**** DATA EXTRACT ****

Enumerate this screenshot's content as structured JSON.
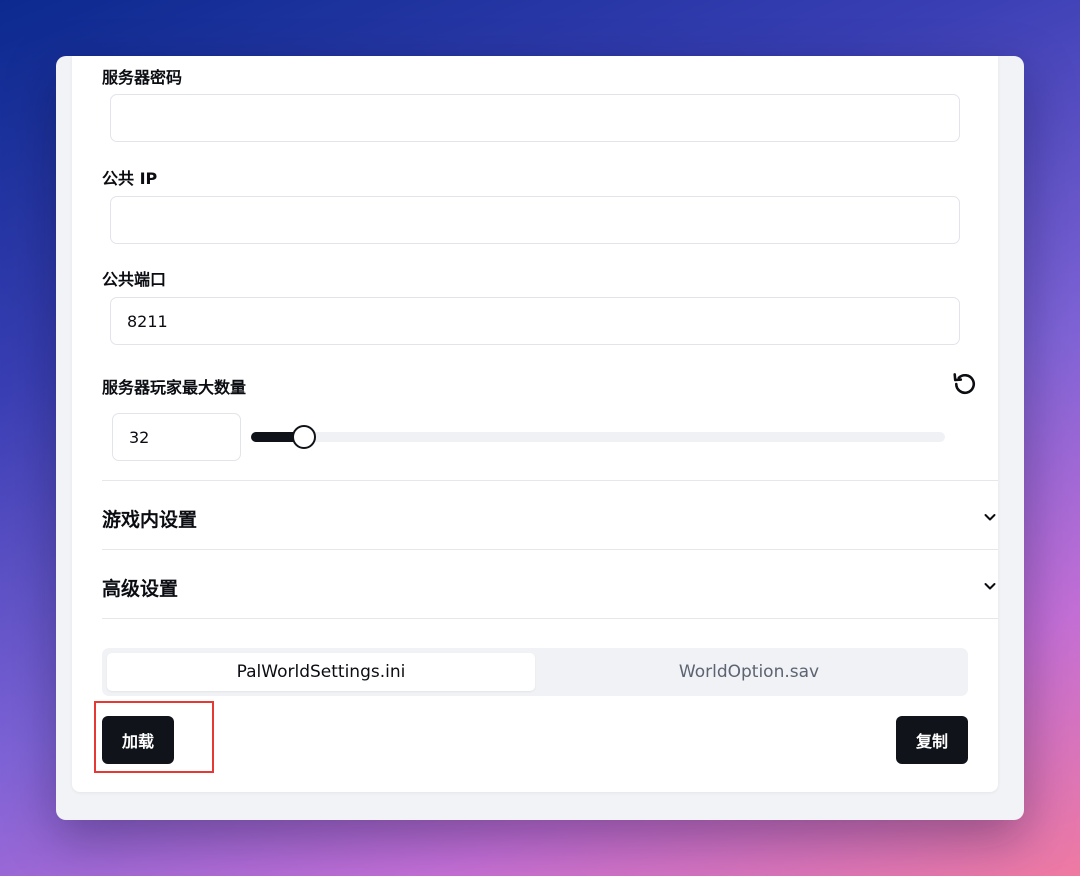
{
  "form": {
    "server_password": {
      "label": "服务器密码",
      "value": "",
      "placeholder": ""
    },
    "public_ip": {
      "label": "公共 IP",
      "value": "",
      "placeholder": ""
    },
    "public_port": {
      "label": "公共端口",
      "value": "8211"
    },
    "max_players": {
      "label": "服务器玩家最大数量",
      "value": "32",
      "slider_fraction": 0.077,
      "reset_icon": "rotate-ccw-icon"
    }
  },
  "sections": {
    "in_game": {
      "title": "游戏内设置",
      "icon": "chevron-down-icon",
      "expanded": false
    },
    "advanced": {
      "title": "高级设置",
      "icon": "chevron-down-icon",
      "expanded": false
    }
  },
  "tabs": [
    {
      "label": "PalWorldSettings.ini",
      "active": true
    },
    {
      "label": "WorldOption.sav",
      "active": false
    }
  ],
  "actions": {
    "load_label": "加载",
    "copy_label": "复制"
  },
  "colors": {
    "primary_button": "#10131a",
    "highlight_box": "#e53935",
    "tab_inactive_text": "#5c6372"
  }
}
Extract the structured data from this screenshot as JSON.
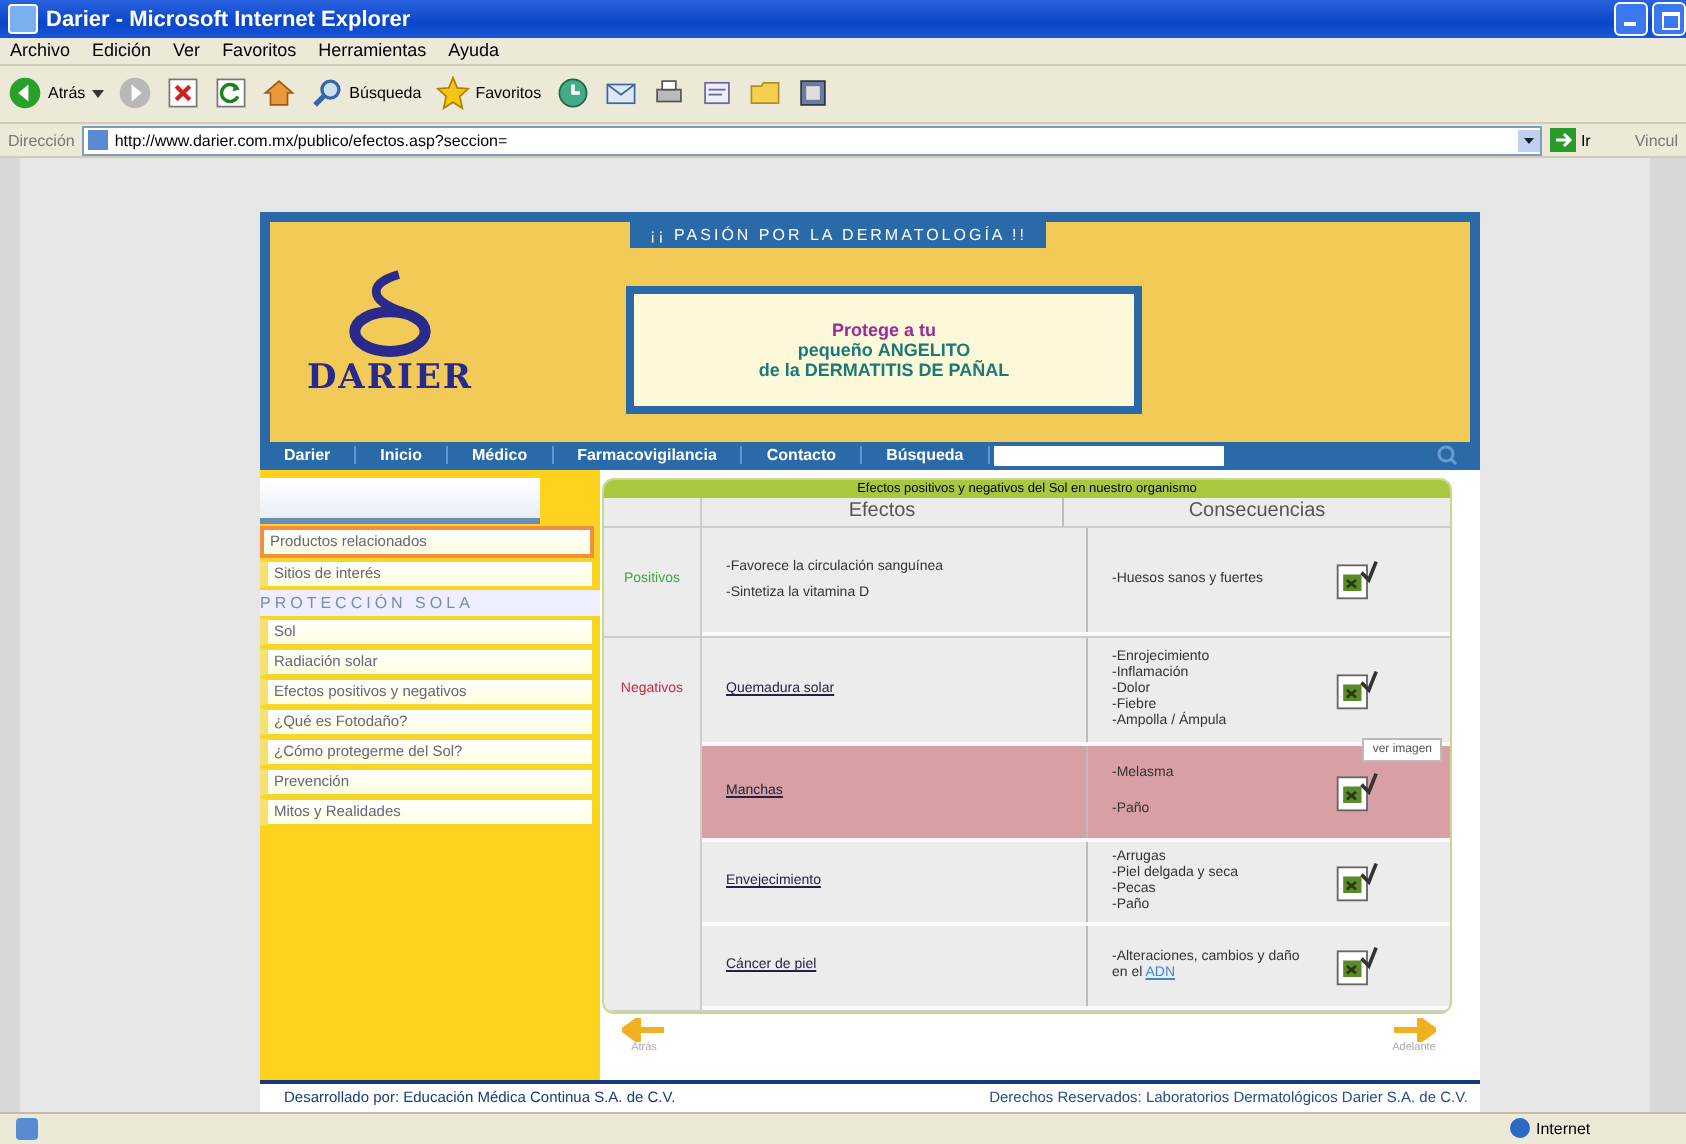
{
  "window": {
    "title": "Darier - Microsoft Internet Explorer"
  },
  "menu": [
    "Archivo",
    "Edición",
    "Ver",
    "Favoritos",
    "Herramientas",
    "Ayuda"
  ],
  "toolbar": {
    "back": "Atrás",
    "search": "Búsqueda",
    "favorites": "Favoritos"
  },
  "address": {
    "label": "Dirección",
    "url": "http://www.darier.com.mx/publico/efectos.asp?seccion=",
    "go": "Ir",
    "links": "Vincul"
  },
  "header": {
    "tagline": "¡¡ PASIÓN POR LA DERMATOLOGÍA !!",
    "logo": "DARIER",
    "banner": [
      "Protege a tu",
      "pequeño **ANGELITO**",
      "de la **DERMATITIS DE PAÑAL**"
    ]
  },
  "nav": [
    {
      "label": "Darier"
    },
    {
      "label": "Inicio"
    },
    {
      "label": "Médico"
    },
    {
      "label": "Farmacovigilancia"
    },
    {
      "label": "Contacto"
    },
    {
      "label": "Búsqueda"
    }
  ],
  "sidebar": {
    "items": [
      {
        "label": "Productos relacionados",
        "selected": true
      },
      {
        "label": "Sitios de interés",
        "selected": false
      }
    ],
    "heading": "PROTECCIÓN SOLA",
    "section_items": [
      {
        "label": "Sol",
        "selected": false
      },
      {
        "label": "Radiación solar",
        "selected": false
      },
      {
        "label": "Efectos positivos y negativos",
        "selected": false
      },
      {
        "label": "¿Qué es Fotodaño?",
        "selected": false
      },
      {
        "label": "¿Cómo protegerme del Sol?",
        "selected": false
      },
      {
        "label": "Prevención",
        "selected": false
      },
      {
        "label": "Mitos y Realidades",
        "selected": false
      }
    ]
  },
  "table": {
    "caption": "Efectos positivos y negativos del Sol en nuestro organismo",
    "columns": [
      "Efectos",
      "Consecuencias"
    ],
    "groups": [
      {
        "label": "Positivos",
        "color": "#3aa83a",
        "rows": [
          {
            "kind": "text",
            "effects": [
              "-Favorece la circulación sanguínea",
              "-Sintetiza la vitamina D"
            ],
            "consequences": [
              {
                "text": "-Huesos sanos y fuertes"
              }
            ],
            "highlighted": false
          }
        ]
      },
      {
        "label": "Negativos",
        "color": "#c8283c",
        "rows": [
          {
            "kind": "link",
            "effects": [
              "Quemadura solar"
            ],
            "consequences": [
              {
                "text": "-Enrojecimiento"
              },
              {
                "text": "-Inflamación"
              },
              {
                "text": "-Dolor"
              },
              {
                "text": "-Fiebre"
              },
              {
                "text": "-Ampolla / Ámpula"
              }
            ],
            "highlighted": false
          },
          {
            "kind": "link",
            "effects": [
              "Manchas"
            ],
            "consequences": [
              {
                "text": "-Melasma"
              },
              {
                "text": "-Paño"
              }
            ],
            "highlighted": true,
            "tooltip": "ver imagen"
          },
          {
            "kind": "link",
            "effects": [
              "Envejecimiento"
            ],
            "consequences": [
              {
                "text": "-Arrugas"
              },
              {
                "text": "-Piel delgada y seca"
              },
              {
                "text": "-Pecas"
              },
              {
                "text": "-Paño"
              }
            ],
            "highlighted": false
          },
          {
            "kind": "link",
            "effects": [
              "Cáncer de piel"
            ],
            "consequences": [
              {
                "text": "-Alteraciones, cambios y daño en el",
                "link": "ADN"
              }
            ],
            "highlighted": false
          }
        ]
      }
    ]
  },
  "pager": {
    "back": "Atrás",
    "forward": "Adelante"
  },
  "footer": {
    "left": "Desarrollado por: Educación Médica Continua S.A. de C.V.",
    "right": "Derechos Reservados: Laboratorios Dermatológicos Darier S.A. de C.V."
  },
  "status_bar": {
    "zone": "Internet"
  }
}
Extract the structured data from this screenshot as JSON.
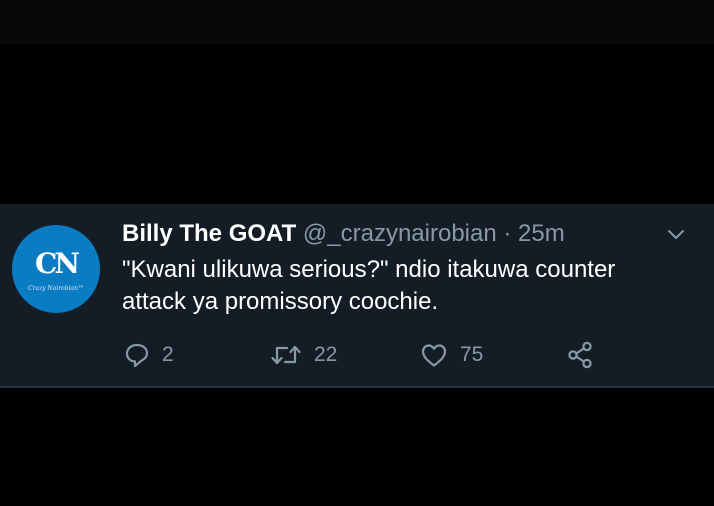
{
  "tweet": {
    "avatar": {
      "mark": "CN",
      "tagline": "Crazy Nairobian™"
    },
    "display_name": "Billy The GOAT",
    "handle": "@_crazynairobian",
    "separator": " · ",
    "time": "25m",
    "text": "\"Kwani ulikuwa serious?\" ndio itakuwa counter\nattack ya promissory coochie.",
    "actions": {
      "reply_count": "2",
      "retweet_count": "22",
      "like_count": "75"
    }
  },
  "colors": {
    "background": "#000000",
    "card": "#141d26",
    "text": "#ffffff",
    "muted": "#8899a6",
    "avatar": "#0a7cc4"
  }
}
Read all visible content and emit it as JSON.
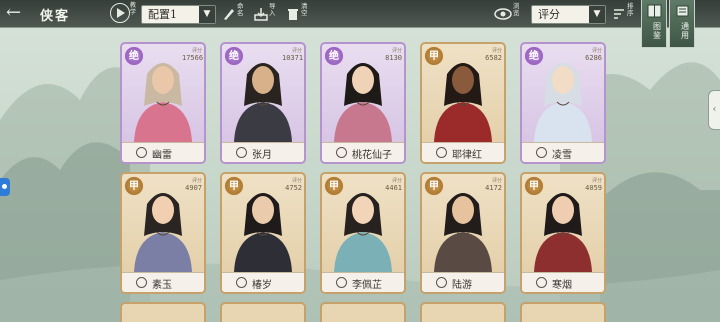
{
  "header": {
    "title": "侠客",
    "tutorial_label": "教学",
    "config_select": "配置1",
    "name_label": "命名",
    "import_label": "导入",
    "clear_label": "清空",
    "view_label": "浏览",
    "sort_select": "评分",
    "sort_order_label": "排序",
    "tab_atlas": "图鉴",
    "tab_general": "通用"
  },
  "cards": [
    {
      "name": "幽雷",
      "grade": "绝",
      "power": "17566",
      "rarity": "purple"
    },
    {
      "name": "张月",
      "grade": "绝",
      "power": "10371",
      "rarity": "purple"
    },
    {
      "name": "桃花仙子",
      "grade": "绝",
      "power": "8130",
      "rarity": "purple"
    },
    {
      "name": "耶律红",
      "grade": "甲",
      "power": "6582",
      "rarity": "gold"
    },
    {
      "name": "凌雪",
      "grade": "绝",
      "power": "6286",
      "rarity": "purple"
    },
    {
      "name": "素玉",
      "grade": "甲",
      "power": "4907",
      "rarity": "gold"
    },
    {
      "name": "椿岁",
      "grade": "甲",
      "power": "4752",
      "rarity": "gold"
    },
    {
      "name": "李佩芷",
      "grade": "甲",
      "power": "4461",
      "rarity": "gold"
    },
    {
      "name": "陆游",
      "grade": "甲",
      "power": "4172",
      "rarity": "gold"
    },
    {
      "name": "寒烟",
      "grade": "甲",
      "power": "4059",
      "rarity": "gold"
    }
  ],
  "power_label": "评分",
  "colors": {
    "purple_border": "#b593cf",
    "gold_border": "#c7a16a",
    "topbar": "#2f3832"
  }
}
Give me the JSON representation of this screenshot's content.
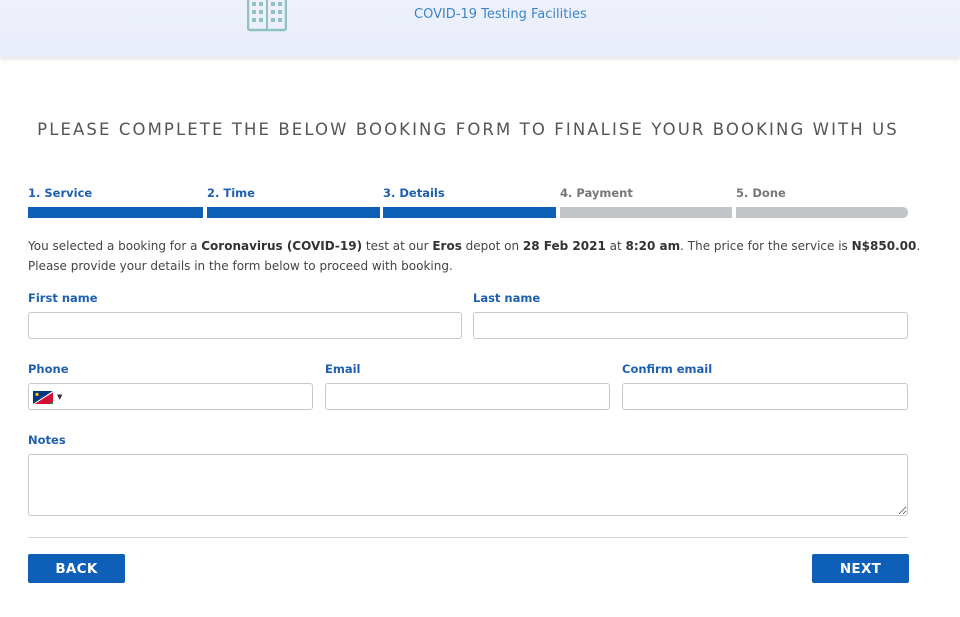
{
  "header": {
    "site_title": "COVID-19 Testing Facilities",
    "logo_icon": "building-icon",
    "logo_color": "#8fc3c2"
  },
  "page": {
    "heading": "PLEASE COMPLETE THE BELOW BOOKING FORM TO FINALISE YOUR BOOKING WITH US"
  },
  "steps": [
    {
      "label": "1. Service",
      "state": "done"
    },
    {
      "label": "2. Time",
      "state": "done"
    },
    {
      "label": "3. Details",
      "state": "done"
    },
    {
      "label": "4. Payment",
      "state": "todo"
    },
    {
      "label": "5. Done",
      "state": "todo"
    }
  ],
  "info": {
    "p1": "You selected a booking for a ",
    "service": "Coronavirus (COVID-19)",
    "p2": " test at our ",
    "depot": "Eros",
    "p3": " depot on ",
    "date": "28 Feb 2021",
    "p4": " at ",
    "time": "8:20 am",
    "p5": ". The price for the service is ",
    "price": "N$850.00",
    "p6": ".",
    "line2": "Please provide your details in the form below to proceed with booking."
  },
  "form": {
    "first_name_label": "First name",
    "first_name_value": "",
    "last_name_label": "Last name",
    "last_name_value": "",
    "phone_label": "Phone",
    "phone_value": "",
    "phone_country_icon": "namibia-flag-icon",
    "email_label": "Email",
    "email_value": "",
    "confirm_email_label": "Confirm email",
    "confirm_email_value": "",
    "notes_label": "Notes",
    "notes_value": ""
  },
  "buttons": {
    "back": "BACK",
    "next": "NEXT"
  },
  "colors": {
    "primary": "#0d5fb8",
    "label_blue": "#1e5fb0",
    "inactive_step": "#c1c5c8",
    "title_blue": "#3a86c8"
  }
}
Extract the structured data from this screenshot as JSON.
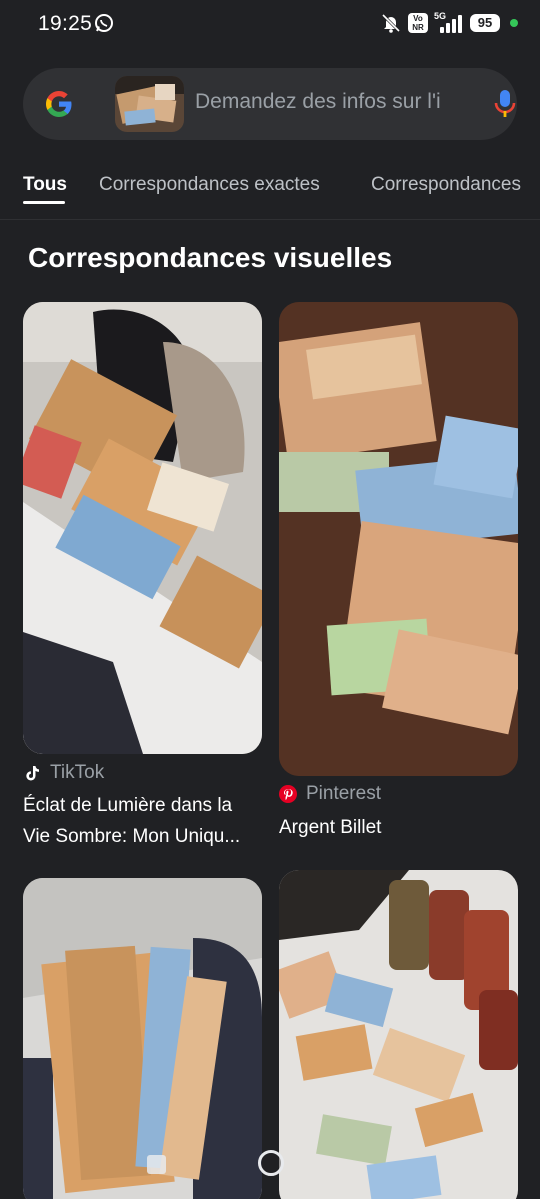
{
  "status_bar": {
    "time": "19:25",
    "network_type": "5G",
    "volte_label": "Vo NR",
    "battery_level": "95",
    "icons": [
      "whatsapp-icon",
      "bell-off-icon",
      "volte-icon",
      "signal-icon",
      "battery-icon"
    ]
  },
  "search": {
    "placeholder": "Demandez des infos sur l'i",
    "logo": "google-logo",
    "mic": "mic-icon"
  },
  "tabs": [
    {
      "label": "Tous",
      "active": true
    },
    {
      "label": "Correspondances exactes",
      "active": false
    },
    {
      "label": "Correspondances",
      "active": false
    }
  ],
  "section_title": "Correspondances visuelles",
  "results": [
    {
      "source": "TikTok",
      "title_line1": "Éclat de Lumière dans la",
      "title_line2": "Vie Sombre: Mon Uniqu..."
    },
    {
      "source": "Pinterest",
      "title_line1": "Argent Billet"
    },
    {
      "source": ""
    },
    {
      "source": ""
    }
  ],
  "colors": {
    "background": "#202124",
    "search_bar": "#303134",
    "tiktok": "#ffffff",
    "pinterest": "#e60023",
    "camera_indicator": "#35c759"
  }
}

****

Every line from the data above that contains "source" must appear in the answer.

      "source": "TikTok",
      "source": "Pinterest",
      "source": ""
      "source": ""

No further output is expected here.